Your reply should be one number: how many lines of the records below contain the string "this".
====== INFORMATION PROVIDED ======
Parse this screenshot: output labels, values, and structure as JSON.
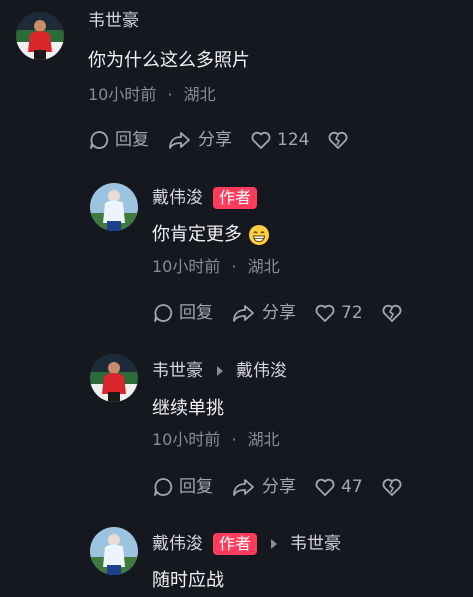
{
  "comments": [
    {
      "user": "韦世豪",
      "text": "你为什么这么多照片",
      "time": "10小时前",
      "location": "湖北",
      "reply_label": "回复",
      "share_label": "分享",
      "likes": "124"
    },
    {
      "user": "戴伟浚",
      "author_badge": "作者",
      "text": "你肯定更多",
      "emoji": "grinning-face-emoji",
      "time": "10小时前",
      "location": "湖北",
      "reply_label": "回复",
      "share_label": "分享",
      "likes": "72"
    },
    {
      "user": "韦世豪",
      "reply_to": "戴伟浚",
      "text": "继续单挑",
      "time": "10小时前",
      "location": "湖北",
      "reply_label": "回复",
      "share_label": "分享",
      "likes": "47"
    },
    {
      "user": "戴伟浚",
      "author_badge": "作者",
      "reply_to": "韦世豪",
      "text": "随时应战"
    }
  ],
  "separator": "·",
  "colors": {
    "background": "#16181f",
    "author_badge": "#ff3b5c",
    "secondary_text": "#8a8a92"
  }
}
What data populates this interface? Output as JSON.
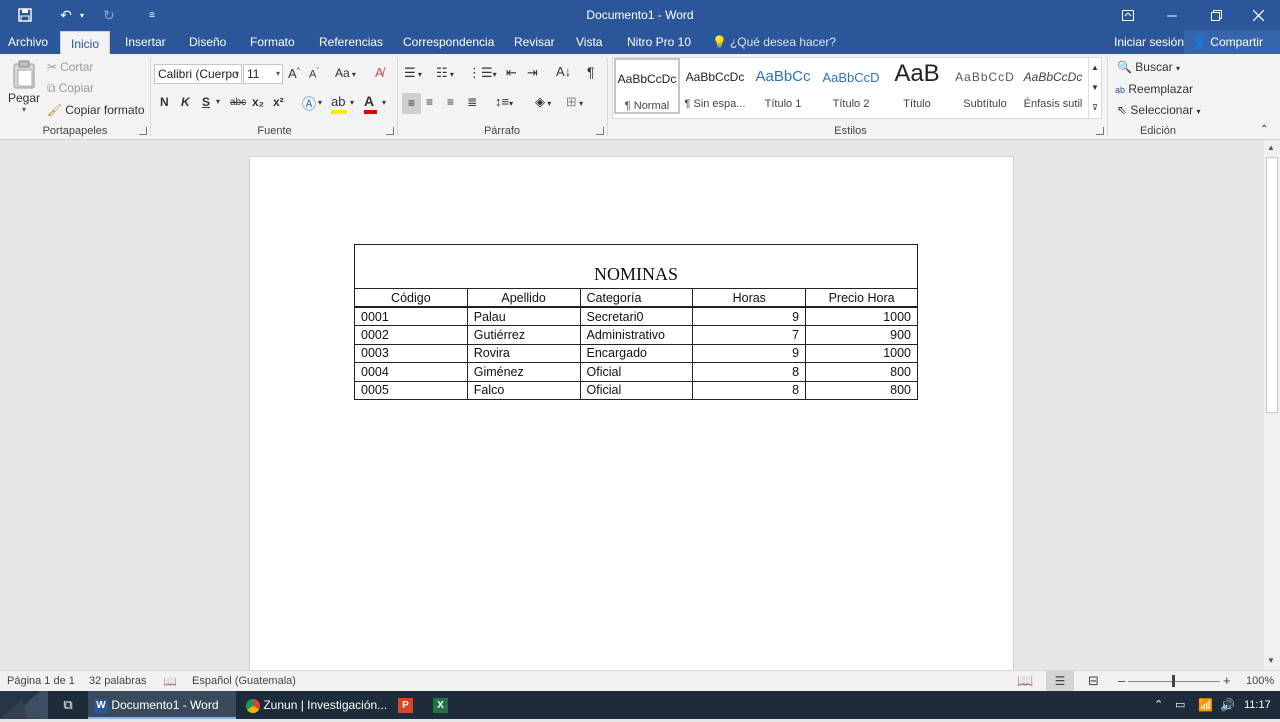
{
  "window": {
    "title": "Documento1 - Word",
    "minimize_icon": "minimize-icon",
    "restore_icon": "restore-icon",
    "close_icon": "close-icon"
  },
  "tabs": [
    {
      "label": "Archivo"
    },
    {
      "label": "Inicio"
    },
    {
      "label": "Insertar"
    },
    {
      "label": "Diseño"
    },
    {
      "label": "Formato"
    },
    {
      "label": "Referencias"
    },
    {
      "label": "Correspondencia"
    },
    {
      "label": "Revisar"
    },
    {
      "label": "Vista"
    },
    {
      "label": "Nitro Pro 10"
    }
  ],
  "active_tab": "Inicio",
  "tell_me": "¿Qué desea hacer?",
  "account": {
    "signin": "Iniciar sesión",
    "share": "Compartir"
  },
  "ribbon": {
    "clipboard": {
      "label": "Portapapeles",
      "paste": "Pegar",
      "cut": "Cortar",
      "copy": "Copiar",
      "format_painter": "Copiar formato"
    },
    "font": {
      "label": "Fuente",
      "font_name": "Calibri (Cuerpo",
      "font_size": "11",
      "change_case": "Aa",
      "bold": "N",
      "italic": "K",
      "underline": "S",
      "strike": "abc",
      "subscript": "x₂",
      "superscript": "x²"
    },
    "paragraph": {
      "label": "Párrafo"
    },
    "styles": {
      "label": "Estilos",
      "items": [
        {
          "sample": "AaBbCcDc",
          "name": "¶ Normal"
        },
        {
          "sample": "AaBbCcDc",
          "name": "¶ Sin espa..."
        },
        {
          "sample": "AaBbCc",
          "name": "Título 1"
        },
        {
          "sample": "AaBbCcD",
          "name": "Título 2"
        },
        {
          "sample": "AaB",
          "name": "Título"
        },
        {
          "sample": "AaBbCcD",
          "name": "Subtítulo"
        },
        {
          "sample": "AaBbCcDc",
          "name": "Énfasis sutil"
        }
      ]
    },
    "editing": {
      "label": "Edición",
      "find": "Buscar",
      "replace": "Reemplazar",
      "select": "Seleccionar"
    }
  },
  "document": {
    "table": {
      "title": "NOMINAS",
      "headers": [
        "Código",
        "Apellido",
        "Categoría",
        "Horas",
        "Precio Hora"
      ],
      "rows": [
        [
          "0001",
          "Palau",
          "Secretari0",
          "9",
          "1000"
        ],
        [
          "0002",
          "Gutiérrez",
          "Administrativo",
          "7",
          "900"
        ],
        [
          "0003",
          "Rovira",
          "Encargado",
          "9",
          "1000"
        ],
        [
          "0004",
          "Giménez",
          "Oficial",
          "8",
          "800"
        ],
        [
          "0005",
          "Falco",
          "Oficial",
          "8",
          "800"
        ]
      ]
    }
  },
  "statusbar": {
    "page": "Página 1 de 1",
    "words": "32 palabras",
    "language": "Español (Guatemala)",
    "zoom": "100%"
  },
  "taskbar": {
    "items": [
      {
        "label": "Documento1 - Word"
      },
      {
        "label": "Zunun | Investigación..."
      }
    ],
    "time": "11:17"
  },
  "colors": {
    "word_blue": "#2b579a",
    "ribbon_bg": "#f3f3f3",
    "taskbar": "#1d2b3a"
  }
}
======
*ANSWER*:
2